*** DATASET ENTRIES ***
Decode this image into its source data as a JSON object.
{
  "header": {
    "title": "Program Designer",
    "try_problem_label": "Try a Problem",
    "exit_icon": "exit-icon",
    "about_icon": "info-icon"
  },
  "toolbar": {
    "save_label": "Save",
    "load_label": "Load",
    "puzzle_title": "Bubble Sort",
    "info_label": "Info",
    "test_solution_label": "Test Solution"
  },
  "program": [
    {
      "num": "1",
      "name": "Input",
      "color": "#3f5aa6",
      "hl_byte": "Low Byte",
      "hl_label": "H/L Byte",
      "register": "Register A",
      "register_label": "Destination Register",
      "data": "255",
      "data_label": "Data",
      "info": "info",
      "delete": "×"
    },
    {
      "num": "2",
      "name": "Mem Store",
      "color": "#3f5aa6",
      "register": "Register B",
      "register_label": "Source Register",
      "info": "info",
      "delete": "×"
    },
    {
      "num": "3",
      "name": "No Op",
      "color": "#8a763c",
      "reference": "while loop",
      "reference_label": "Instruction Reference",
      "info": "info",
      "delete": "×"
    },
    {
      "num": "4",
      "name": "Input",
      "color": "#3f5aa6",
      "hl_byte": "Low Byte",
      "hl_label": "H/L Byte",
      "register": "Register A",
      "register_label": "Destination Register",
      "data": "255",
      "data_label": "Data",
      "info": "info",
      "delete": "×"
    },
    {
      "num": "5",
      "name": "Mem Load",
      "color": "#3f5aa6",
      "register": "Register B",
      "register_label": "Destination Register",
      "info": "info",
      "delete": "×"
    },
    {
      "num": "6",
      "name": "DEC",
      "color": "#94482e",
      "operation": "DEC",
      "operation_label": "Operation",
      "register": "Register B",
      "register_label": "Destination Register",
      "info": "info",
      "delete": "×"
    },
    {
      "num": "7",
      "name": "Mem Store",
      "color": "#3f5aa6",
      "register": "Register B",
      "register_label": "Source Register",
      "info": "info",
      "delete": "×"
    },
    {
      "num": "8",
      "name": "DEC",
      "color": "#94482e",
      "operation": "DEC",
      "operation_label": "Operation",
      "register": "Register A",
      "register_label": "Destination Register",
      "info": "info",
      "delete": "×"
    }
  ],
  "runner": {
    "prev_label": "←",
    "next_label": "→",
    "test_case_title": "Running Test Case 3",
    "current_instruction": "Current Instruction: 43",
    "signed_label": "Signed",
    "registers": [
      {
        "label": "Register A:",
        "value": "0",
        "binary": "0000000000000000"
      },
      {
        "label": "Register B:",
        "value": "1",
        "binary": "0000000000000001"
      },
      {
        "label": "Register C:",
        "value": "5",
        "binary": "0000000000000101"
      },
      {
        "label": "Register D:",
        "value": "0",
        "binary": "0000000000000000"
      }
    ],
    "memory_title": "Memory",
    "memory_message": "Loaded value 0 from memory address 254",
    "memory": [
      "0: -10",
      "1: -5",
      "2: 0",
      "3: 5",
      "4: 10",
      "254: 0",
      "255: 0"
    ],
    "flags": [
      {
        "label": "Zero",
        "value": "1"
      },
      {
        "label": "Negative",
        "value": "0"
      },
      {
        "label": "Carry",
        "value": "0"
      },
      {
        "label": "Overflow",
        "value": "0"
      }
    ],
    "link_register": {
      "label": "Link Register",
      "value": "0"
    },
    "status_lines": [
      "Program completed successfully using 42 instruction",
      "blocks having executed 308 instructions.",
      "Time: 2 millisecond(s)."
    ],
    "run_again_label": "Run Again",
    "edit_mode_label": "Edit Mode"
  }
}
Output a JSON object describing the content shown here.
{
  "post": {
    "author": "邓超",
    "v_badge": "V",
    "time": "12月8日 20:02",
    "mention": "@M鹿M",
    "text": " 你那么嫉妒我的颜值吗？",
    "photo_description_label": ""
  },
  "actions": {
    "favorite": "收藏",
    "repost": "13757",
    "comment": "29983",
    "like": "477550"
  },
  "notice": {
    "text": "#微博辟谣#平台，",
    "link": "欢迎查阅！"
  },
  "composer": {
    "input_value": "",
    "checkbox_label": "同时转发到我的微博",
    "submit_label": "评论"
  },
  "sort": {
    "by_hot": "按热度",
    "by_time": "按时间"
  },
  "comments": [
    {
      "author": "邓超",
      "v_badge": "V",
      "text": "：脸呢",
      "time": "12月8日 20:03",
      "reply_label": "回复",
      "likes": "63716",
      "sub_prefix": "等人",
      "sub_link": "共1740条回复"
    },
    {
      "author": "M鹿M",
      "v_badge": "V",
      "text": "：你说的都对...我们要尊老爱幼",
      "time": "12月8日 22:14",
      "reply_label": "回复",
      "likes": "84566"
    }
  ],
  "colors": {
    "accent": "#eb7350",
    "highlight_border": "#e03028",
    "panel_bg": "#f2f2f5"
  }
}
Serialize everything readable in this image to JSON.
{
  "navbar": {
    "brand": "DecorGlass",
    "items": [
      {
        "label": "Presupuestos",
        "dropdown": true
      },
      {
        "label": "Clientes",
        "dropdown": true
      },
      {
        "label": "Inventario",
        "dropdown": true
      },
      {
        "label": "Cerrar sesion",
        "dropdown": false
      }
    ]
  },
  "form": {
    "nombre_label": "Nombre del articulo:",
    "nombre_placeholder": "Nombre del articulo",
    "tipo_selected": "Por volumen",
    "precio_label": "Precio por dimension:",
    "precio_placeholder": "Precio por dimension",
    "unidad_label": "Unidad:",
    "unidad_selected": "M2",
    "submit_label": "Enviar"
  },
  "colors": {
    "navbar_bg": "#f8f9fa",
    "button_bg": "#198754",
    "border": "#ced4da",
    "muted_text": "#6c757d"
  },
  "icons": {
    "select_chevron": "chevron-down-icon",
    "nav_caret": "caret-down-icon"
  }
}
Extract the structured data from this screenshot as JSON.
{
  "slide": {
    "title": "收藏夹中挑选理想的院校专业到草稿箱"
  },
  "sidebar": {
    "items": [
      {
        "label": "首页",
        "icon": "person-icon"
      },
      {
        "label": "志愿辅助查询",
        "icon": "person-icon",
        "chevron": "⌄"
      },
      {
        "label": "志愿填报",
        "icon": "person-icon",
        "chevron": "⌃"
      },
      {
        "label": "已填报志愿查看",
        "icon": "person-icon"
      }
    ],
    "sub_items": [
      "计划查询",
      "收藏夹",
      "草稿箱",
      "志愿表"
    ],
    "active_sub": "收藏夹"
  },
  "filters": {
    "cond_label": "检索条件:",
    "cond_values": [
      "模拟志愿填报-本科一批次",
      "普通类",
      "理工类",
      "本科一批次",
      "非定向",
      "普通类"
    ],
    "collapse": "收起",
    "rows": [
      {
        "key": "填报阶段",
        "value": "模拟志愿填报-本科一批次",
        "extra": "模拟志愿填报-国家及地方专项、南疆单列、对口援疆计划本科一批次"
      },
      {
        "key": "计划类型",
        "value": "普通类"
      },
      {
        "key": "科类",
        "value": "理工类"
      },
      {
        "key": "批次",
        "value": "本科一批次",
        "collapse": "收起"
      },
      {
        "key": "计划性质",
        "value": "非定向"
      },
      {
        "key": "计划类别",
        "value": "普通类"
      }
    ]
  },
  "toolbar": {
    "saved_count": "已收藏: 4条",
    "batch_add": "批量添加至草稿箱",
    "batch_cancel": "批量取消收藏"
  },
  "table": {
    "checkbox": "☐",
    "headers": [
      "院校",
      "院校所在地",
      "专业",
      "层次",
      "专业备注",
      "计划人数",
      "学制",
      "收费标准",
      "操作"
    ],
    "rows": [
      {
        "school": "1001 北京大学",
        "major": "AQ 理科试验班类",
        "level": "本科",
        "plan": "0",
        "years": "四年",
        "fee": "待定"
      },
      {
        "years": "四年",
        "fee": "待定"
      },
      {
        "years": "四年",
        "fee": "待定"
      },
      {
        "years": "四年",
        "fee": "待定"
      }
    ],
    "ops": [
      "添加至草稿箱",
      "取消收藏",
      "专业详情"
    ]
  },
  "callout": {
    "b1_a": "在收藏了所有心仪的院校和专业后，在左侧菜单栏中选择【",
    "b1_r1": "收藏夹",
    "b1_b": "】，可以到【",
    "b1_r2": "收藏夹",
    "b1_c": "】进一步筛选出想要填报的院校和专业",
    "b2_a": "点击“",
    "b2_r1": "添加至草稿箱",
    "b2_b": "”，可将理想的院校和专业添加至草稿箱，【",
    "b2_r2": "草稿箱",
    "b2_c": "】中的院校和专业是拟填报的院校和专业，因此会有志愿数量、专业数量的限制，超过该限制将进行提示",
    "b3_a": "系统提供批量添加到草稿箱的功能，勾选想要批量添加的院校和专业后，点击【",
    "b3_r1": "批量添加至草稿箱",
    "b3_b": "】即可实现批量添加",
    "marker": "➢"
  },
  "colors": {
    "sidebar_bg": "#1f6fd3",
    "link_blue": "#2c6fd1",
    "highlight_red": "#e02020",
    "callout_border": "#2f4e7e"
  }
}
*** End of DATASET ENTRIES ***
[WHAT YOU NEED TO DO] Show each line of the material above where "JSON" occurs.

[REPLY]
Decode this image into its source data as a JSON object.
Output a JSON object describing the content shown here.
Serialize everything readable in this image to JSON.
Extract the structured data from this screenshot as JSON.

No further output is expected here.